(Items from an interface collection)
┏━━
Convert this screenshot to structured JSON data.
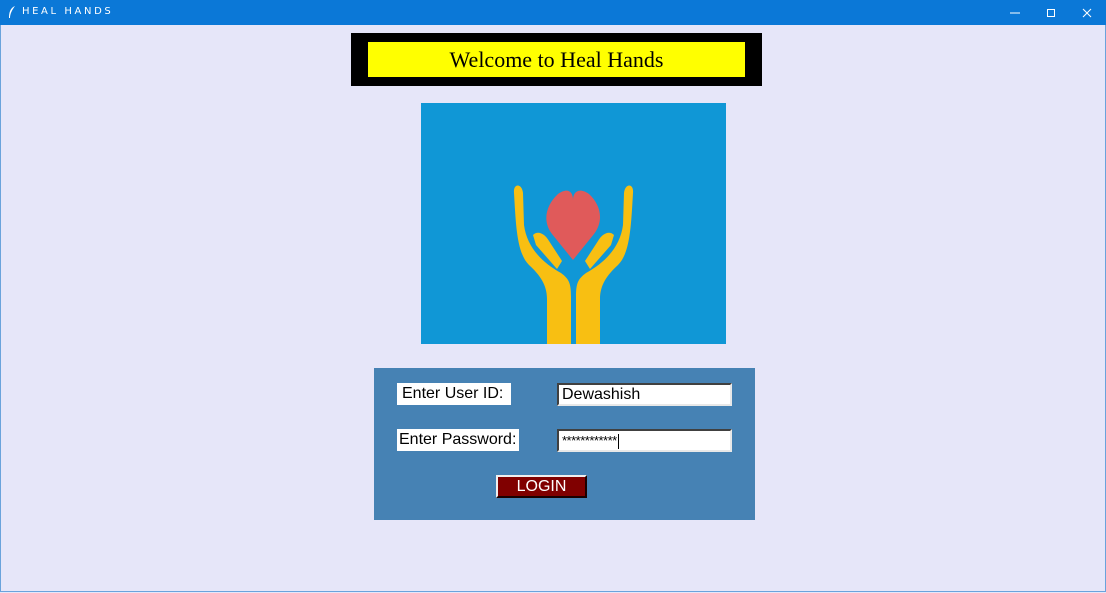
{
  "window": {
    "title": "HEAL HANDS",
    "controls": [
      "minimize-icon",
      "maximize-icon",
      "close-icon"
    ],
    "titlebar_color": "#0b78d7"
  },
  "banner": {
    "title": "Welcome to Heal Hands",
    "background": "#ffff00",
    "frame_color": "#000000"
  },
  "logo": {
    "icon": "heart-in-hands-icon",
    "background": "#1097d6",
    "heart_color": "#e05a5a",
    "hands_color": "#f8bf12"
  },
  "login": {
    "panel_color": "#4682b4",
    "user_label": "Enter User ID:",
    "user_value": "Dewashish",
    "password_label": "Enter Password:",
    "password_value": "************",
    "button_label": "LOGIN",
    "button_color": "#800000"
  }
}
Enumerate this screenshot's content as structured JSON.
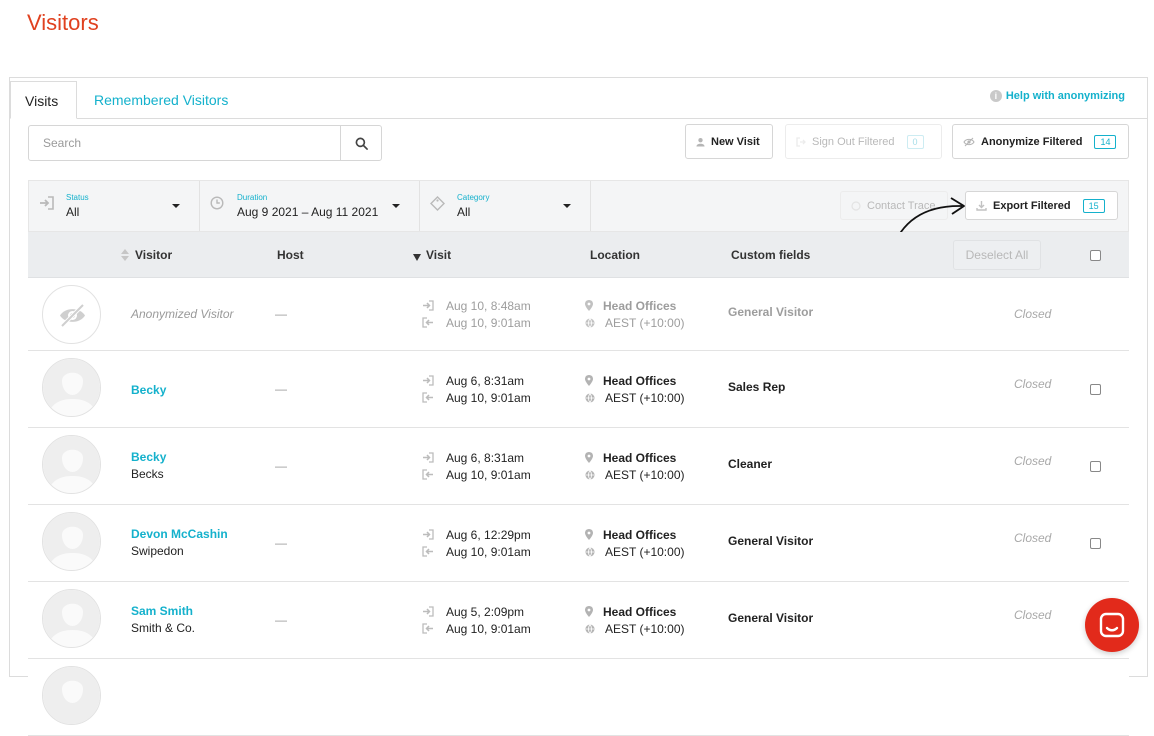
{
  "page": {
    "title": "Visitors"
  },
  "tabs": [
    {
      "label": "Visits",
      "active": true
    },
    {
      "label": "Remembered Visitors",
      "active": false
    }
  ],
  "help": {
    "label": "Help with anonymizing"
  },
  "search": {
    "placeholder": "Search",
    "value": ""
  },
  "toolbar": {
    "new_visit": "New Visit",
    "sign_out_filtered": "Sign Out Filtered",
    "sign_out_count": "0",
    "anonymize_filtered": "Anonymize Filtered",
    "anonymize_count": "14",
    "contact_trace": "Contact Trace",
    "export_filtered": "Export Filtered",
    "export_count": "15"
  },
  "filters": {
    "status": {
      "label": "Status",
      "value": "All"
    },
    "duration": {
      "label": "Duration",
      "value": "Aug 9 2021 – Aug 11 2021"
    },
    "category": {
      "label": "Category",
      "value": "All"
    }
  },
  "table": {
    "headers": {
      "visitor": "Visitor",
      "host": "Host",
      "visit": "Visit",
      "location": "Location",
      "custom_fields": "Custom fields"
    },
    "deselect_all": "Deselect All",
    "rows": [
      {
        "name": "Anonymized Visitor",
        "company": "",
        "host": "—",
        "sign_in": "Aug 10, 8:48am",
        "sign_out": "Aug 10, 9:01am",
        "location": "Head Offices",
        "timezone": "AEST (+10:00)",
        "custom": "General Visitor",
        "status": "Closed",
        "anonymized": true
      },
      {
        "name": "Becky",
        "company": "",
        "host": "—",
        "sign_in": "Aug 6, 8:31am",
        "sign_out": "Aug 10, 9:01am",
        "location": "Head Offices",
        "timezone": "AEST (+10:00)",
        "custom": "Sales Rep",
        "status": "Closed",
        "anonymized": false
      },
      {
        "name": "Becky",
        "company": "Becks",
        "host": "—",
        "sign_in": "Aug 6, 8:31am",
        "sign_out": "Aug 10, 9:01am",
        "location": "Head Offices",
        "timezone": "AEST (+10:00)",
        "custom": "Cleaner",
        "status": "Closed",
        "anonymized": false
      },
      {
        "name": "Devon McCashin",
        "company": "Swipedon",
        "host": "—",
        "sign_in": "Aug 6, 12:29pm",
        "sign_out": "Aug 10, 9:01am",
        "location": "Head Offices",
        "timezone": "AEST (+10:00)",
        "custom": "General Visitor",
        "status": "Closed",
        "anonymized": false
      },
      {
        "name": "Sam Smith",
        "company": "Smith & Co.",
        "host": "—",
        "sign_in": "Aug 5, 2:09pm",
        "sign_out": "Aug 10, 9:01am",
        "location": "Head Offices",
        "timezone": "AEST (+10:00)",
        "custom": "General Visitor",
        "status": "Closed",
        "anonymized": false
      }
    ]
  },
  "colors": {
    "accent": "#14b1cc",
    "title": "#e0411f",
    "chat": "#e22a1b"
  }
}
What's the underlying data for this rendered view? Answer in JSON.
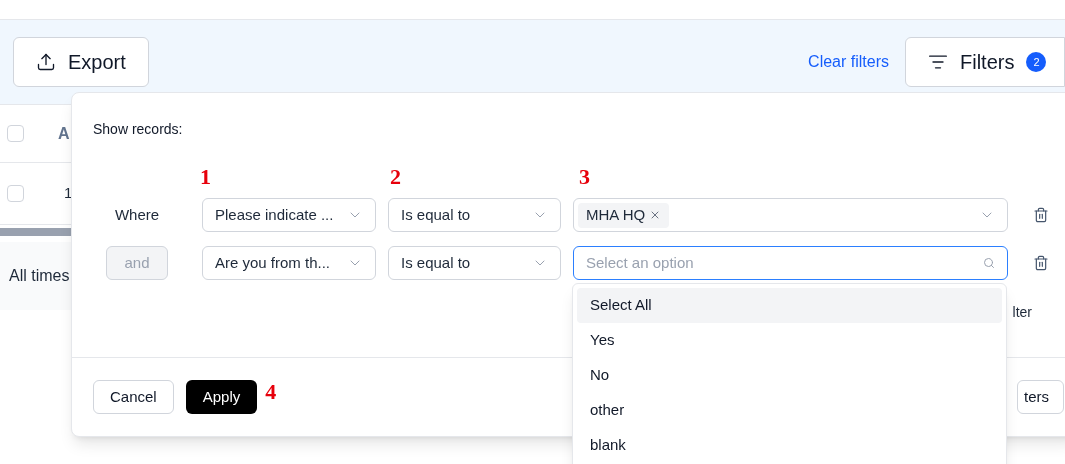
{
  "toolbar": {
    "export_button": "Export",
    "clear_filters": "Clear filters",
    "filters_button": {
      "label": "Filters",
      "count": "2"
    }
  },
  "table": {
    "header": {
      "checked": false,
      "column_1": "A"
    },
    "rows": [
      {
        "checked": false,
        "column_1": "1"
      }
    ]
  },
  "footer": {
    "text": "All times"
  },
  "filter_panel": {
    "title": "Show records:",
    "annotations": [
      "1",
      "2",
      "3",
      "4"
    ],
    "rows": [
      {
        "connector": {
          "kind": "text",
          "label": "Where",
          "disabled": false
        },
        "field": "Please indicate ...",
        "operator": "Is equal to",
        "value": {
          "kind": "tags",
          "tags": [
            "MHA HQ"
          ],
          "focused": false
        }
      },
      {
        "connector": {
          "kind": "button",
          "label": "and",
          "disabled": true
        },
        "field": "Are you from th...",
        "operator": "Is equal to",
        "value": {
          "kind": "search",
          "placeholder": "Select an option",
          "focused": true
        }
      }
    ],
    "add_filter_partial": "lter",
    "cancel_button": "Cancel",
    "apply_button": "Apply",
    "right_button_partial": "ters"
  },
  "dropdown": {
    "options": [
      {
        "label": "Select All",
        "highlighted": true
      },
      {
        "label": "Yes",
        "highlighted": false
      },
      {
        "label": "No",
        "highlighted": false
      },
      {
        "label": "other",
        "highlighted": false
      },
      {
        "label": "blank",
        "highlighted": false
      }
    ]
  }
}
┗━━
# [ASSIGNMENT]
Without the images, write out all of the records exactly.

# [RESPONSE BOX]
Convert this screenshot to structured JSON data.
{
  "window": {
    "title": "HEAL HANDS",
    "controls": [
      "minimize-icon",
      "maximize-icon",
      "close-icon"
    ],
    "titlebar_color": "#0b78d7"
  },
  "banner": {
    "title": "Welcome to Heal Hands",
    "background": "#ffff00",
    "frame_color": "#000000"
  },
  "logo": {
    "icon": "heart-in-hands-icon",
    "background": "#1097d6",
    "heart_color": "#e05a5a",
    "hands_color": "#f8bf12"
  },
  "login": {
    "panel_color": "#4682b4",
    "user_label": "Enter User ID:",
    "user_value": "Dewashish",
    "password_label": "Enter Password:",
    "password_value": "************",
    "button_label": "LOGIN",
    "button_color": "#800000"
  }
}
Enumerate this screenshot's content as structured JSON.
{
  "page": {
    "title": "Visitors"
  },
  "tabs": [
    {
      "label": "Visits",
      "active": true
    },
    {
      "label": "Remembered Visitors",
      "active": false
    }
  ],
  "help": {
    "label": "Help with anonymizing"
  },
  "search": {
    "placeholder": "Search",
    "value": ""
  },
  "toolbar": {
    "new_visit": "New Visit",
    "sign_out_filtered": "Sign Out Filtered",
    "sign_out_count": "0",
    "anonymize_filtered": "Anonymize Filtered",
    "anonymize_count": "14",
    "contact_trace": "Contact Trace",
    "export_filtered": "Export Filtered",
    "export_count": "15"
  },
  "filters": {
    "status": {
      "label": "Status",
      "value": "All"
    },
    "duration": {
      "label": "Duration",
      "value": "Aug 9 2021 – Aug 11 2021"
    },
    "category": {
      "label": "Category",
      "value": "All"
    }
  },
  "table": {
    "headers": {
      "visitor": "Visitor",
      "host": "Host",
      "visit": "Visit",
      "location": "Location",
      "custom_fields": "Custom fields"
    },
    "deselect_all": "Deselect All",
    "rows": [
      {
        "name": "Anonymized Visitor",
        "company": "",
        "host": "—",
        "sign_in": "Aug 10, 8:48am",
        "sign_out": "Aug 10, 9:01am",
        "location": "Head Offices",
        "timezone": "AEST (+10:00)",
        "custom": "General Visitor",
        "status": "Closed",
        "anonymized": true
      },
      {
        "name": "Becky",
        "company": "",
        "host": "—",
        "sign_in": "Aug 6, 8:31am",
        "sign_out": "Aug 10, 9:01am",
        "location": "Head Offices",
        "timezone": "AEST (+10:00)",
        "custom": "Sales Rep",
        "status": "Closed",
        "anonymized": false
      },
      {
        "name": "Becky",
        "company": "Becks",
        "host": "—",
        "sign_in": "Aug 6, 8:31am",
        "sign_out": "Aug 10, 9:01am",
        "location": "Head Offices",
        "timezone": "AEST (+10:00)",
        "custom": "Cleaner",
        "status": "Closed",
        "anonymized": false
      },
      {
        "name": "Devon McCashin",
        "company": "Swipedon",
        "host": "—",
        "sign_in": "Aug 6, 12:29pm",
        "sign_out": "Aug 10, 9:01am",
        "location": "Head Offices",
        "timezone": "AEST (+10:00)",
        "custom": "General Visitor",
        "status": "Closed",
        "anonymized": false
      },
      {
        "name": "Sam Smith",
        "company": "Smith & Co.",
        "host": "—",
        "sign_in": "Aug 5, 2:09pm",
        "sign_out": "Aug 10, 9:01am",
        "location": "Head Offices",
        "timezone": "AEST (+10:00)",
        "custom": "General Visitor",
        "status": "Closed",
        "anonymized": false
      }
    ]
  },
  "colors": {
    "accent": "#14b1cc",
    "title": "#e0411f",
    "chat": "#e22a1b"
  }
}
What's the underlying data for this rendered view? Answer in JSON.
{
  "toolbar": {
    "export_button": "Export",
    "clear_filters": "Clear filters",
    "filters_button": {
      "label": "Filters",
      "count": "2"
    }
  },
  "table": {
    "header": {
      "checked": false,
      "column_1": "A"
    },
    "rows": [
      {
        "checked": false,
        "column_1": "1"
      }
    ]
  },
  "footer": {
    "text": "All times"
  },
  "filter_panel": {
    "title": "Show records:",
    "annotations": [
      "1",
      "2",
      "3",
      "4"
    ],
    "rows": [
      {
        "connector": {
          "kind": "text",
          "label": "Where",
          "disabled": false
        },
        "field": "Please indicate ...",
        "operator": "Is equal to",
        "value": {
          "kind": "tags",
          "tags": [
            "MHA HQ"
          ],
          "focused": false
        }
      },
      {
        "connector": {
          "kind": "button",
          "label": "and",
          "disabled": true
        },
        "field": "Are you from th...",
        "operator": "Is equal to",
        "value": {
          "kind": "search",
          "placeholder": "Select an option",
          "focused": true
        }
      }
    ],
    "add_filter_partial": "lter",
    "cancel_button": "Cancel",
    "apply_button": "Apply",
    "right_button_partial": "ters"
  },
  "dropdown": {
    "options": [
      {
        "label": "Select All",
        "highlighted": true
      },
      {
        "label": "Yes",
        "highlighted": false
      },
      {
        "label": "No",
        "highlighted": false
      },
      {
        "label": "other",
        "highlighted": false
      },
      {
        "label": "blank",
        "highlighted": false
      }
    ]
  }
}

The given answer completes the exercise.